Copy each line in the data that includes the word "Todos".

Element data from apps and pages:
%%

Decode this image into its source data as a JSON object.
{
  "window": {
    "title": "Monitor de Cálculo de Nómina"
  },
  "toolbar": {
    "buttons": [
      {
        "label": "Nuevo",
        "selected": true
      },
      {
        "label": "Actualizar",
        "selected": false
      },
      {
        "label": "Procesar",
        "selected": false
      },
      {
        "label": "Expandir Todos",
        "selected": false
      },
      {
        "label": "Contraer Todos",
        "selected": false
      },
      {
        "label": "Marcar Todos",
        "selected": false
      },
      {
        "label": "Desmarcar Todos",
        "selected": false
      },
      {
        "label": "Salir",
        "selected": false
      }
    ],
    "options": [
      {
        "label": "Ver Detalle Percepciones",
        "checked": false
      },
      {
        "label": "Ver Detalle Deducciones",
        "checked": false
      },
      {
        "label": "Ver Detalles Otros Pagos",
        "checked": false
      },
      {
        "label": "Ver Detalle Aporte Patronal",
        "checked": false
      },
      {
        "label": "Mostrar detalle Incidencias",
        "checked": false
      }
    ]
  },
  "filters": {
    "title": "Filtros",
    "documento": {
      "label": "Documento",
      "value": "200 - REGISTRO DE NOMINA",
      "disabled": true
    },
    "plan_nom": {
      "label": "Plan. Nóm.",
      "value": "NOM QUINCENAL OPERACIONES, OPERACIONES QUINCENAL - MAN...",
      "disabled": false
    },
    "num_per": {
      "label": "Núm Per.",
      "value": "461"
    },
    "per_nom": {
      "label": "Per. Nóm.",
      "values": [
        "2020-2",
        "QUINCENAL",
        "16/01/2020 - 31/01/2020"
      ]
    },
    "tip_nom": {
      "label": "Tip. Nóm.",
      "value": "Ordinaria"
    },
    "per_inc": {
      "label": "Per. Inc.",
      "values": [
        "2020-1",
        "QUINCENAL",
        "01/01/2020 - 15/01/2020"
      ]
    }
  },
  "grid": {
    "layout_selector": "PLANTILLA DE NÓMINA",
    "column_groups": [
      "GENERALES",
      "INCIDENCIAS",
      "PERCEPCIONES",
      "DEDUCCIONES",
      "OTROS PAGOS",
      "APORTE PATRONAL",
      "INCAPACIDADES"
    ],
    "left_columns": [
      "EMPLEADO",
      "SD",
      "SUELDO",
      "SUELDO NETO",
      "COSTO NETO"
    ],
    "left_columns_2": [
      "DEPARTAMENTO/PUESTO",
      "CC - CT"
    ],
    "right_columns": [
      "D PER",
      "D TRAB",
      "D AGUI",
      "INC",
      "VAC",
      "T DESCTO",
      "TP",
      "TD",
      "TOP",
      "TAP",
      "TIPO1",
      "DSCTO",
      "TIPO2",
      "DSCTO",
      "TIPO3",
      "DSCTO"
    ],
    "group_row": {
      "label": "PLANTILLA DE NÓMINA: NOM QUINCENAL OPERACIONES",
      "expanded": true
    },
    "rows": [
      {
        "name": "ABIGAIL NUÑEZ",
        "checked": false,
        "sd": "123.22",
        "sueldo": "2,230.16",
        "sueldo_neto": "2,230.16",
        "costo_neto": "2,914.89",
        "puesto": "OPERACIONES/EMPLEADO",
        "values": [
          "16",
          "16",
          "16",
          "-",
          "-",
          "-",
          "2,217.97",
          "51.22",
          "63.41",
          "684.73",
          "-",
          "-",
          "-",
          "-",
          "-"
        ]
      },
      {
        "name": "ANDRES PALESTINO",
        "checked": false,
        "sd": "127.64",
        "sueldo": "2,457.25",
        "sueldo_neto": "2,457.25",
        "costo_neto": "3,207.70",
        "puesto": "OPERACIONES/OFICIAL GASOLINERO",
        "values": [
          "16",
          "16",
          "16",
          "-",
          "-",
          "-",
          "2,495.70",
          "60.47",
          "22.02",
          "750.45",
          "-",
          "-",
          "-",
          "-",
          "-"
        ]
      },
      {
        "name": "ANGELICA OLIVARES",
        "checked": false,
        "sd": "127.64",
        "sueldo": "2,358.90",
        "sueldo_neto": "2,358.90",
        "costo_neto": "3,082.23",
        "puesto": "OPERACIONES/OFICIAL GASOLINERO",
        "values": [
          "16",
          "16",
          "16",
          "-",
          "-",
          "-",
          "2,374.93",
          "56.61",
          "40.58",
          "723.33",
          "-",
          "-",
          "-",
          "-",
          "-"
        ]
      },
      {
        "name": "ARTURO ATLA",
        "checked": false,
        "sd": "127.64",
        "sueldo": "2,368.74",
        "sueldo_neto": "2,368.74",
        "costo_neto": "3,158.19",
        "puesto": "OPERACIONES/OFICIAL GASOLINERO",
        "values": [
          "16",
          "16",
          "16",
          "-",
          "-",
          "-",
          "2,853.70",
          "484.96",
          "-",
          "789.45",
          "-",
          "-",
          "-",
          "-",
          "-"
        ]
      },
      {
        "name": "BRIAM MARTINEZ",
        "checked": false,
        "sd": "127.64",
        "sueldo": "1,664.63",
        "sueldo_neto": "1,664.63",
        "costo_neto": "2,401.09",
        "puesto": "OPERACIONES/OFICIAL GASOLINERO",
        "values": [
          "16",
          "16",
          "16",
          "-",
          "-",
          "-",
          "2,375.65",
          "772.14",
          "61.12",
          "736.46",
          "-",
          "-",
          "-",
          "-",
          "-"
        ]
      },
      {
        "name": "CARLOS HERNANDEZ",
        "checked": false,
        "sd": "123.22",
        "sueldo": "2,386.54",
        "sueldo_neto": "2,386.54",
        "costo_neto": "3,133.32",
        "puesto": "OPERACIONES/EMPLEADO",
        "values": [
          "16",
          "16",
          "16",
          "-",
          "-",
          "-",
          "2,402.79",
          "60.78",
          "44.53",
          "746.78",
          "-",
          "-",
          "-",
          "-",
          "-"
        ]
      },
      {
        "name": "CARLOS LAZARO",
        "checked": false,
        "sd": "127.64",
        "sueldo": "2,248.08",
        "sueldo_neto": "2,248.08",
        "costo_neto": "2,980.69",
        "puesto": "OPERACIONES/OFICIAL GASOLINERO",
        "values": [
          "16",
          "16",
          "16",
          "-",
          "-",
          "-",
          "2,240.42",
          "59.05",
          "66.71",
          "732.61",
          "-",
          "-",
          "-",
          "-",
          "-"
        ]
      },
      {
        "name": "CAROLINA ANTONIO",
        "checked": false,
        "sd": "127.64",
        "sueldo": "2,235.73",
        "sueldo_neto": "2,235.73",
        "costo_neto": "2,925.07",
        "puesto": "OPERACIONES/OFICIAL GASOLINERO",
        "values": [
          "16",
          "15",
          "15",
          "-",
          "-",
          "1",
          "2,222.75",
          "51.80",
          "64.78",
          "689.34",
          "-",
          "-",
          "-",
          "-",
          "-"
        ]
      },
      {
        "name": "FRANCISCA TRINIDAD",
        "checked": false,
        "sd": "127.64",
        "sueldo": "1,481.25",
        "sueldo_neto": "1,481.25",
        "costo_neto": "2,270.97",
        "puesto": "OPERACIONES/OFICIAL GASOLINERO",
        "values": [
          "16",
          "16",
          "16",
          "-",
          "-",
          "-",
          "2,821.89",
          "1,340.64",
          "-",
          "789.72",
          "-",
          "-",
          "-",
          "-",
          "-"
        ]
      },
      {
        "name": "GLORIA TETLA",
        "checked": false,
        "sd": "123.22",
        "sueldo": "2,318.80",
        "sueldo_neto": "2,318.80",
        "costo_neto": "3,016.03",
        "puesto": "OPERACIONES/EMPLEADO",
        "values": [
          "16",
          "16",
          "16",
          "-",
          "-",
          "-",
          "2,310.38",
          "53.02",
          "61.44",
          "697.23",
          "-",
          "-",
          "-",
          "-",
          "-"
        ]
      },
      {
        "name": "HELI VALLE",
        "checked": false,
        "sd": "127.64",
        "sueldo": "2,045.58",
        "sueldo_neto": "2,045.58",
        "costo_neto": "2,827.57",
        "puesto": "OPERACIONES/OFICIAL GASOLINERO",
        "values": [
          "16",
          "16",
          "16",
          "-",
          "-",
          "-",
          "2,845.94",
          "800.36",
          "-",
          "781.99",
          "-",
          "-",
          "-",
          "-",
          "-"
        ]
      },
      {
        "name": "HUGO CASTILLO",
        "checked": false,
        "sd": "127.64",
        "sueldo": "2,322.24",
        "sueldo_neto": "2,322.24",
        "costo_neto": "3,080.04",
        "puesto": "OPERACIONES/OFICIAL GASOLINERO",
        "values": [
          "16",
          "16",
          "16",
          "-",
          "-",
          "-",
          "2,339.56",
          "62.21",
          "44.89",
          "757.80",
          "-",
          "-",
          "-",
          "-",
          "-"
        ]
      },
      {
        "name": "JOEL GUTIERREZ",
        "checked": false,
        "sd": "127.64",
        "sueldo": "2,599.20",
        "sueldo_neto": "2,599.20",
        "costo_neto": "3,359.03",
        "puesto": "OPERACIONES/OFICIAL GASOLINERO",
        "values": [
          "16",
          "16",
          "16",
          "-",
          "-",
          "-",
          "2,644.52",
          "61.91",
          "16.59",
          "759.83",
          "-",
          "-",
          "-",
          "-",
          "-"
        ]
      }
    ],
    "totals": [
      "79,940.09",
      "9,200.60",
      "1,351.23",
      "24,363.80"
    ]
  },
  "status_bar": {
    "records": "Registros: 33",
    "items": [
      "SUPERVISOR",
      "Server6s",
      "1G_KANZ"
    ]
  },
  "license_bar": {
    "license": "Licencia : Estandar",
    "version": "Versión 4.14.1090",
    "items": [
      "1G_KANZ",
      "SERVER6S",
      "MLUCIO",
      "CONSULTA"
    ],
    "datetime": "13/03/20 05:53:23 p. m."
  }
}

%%

Answer to this task:
        "label": "Expandir Todos",
        "label": "Contraer Todos",
        "label": "Marcar Todos",
        "label": "Desmarcar Todos",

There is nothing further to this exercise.